◆ **Work instructions**
The output has to be the full set of records, reproduced exactly, minus any picture.

Extracted records:

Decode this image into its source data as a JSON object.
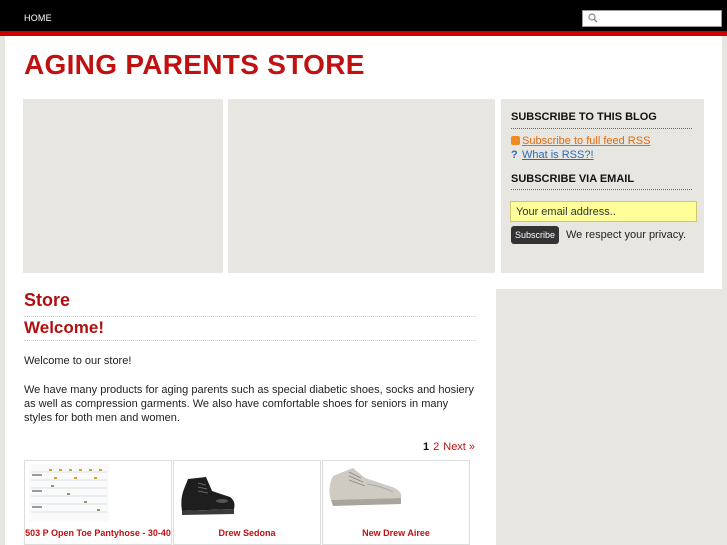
{
  "nav": {
    "home_label": "HOME"
  },
  "search": {
    "placeholder": ""
  },
  "site": {
    "title": "AGING PARENTS STORE"
  },
  "sidebar": {
    "subscribe_blog_heading": "SUBSCRIBE TO THIS BLOG",
    "rss_link": "Subscribe to full feed RSS",
    "what_is_rss": "What is RSS?!",
    "subscribe_email_heading": "SUBSCRIBE VIA EMAIL",
    "email_placeholder": "Your email address..",
    "subscribe_button": "Subscribe",
    "privacy_note": "We respect your privacy."
  },
  "main": {
    "heading": "Store",
    "subheading": "Welcome!",
    "intro": "Welcome to our store!",
    "body": "We have many products for aging parents such as special diabetic shoes, socks and hosiery as well as compression garments.  We also have comfortable shoes for seniors in many styles for both men and women."
  },
  "pagination": {
    "current": "1",
    "page2": "2",
    "next": "Next »"
  },
  "products": [
    {
      "name": "503 P Open Toe Pantyhose - 30-40"
    },
    {
      "name": "Drew Sedona"
    },
    {
      "name": "New Drew Airee"
    }
  ],
  "colors": {
    "brand_red": "#c01010",
    "accent_red": "#cc0000",
    "panel_bg": "#e8e6e0",
    "email_bg": "#ffff99"
  }
}
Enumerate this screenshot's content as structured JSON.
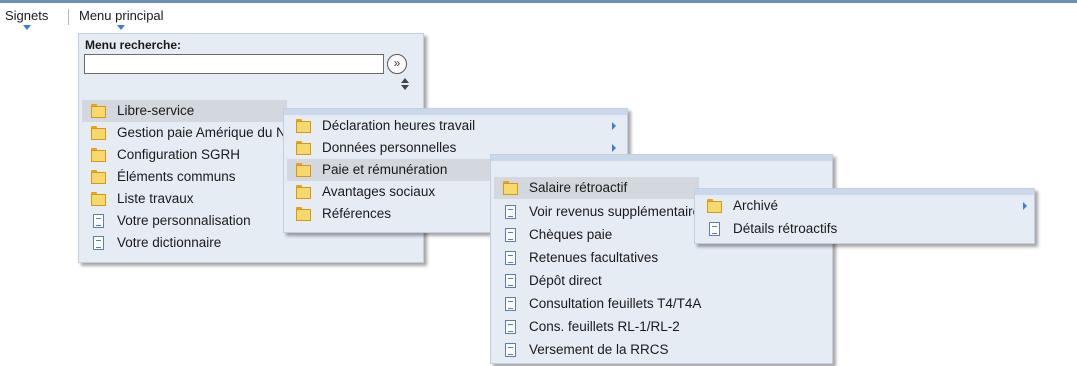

◆ **Exercise result**
Decode this image into its source data as a JSON object.
{
  "nav": {
    "home_label": "HOME"
  },
  "search": {
    "placeholder": ""
  },
  "site": {
    "title": "AGING PARENTS STORE"
  },
  "sidebar": {
    "subscribe_blog_heading": "SUBSCRIBE TO THIS BLOG",
    "rss_link": "Subscribe to full feed RSS",
    "what_is_rss": "What is RSS?!",
    "subscribe_email_heading": "SUBSCRIBE VIA EMAIL",
    "email_placeholder": "Your email address..",
    "subscribe_button": "Subscribe",
    "privacy_note": "We respect your privacy."
  },
  "main": {
    "heading": "Store",
    "subheading": "Welcome!",
    "intro": "Welcome to our store!",
    "body": "We have many products for aging parents such as special diabetic shoes, socks and hosiery as well as compression garments.  We also have comfortable shoes for seniors in many styles for both men and women."
  },
  "pagination": {
    "current": "1",
    "page2": "2",
    "next": "Next »"
  },
  "products": [
    {
      "name": "503 P Open Toe Pantyhose - 30-40"
    },
    {
      "name": "Drew Sedona"
    },
    {
      "name": "New Drew Airee"
    }
  ],
  "colors": {
    "brand_red": "#c01010",
    "accent_red": "#cc0000",
    "panel_bg": "#e8e6e0",
    "email_bg": "#ffff99"
  }
}
Enumerate this screenshot's content as structured JSON.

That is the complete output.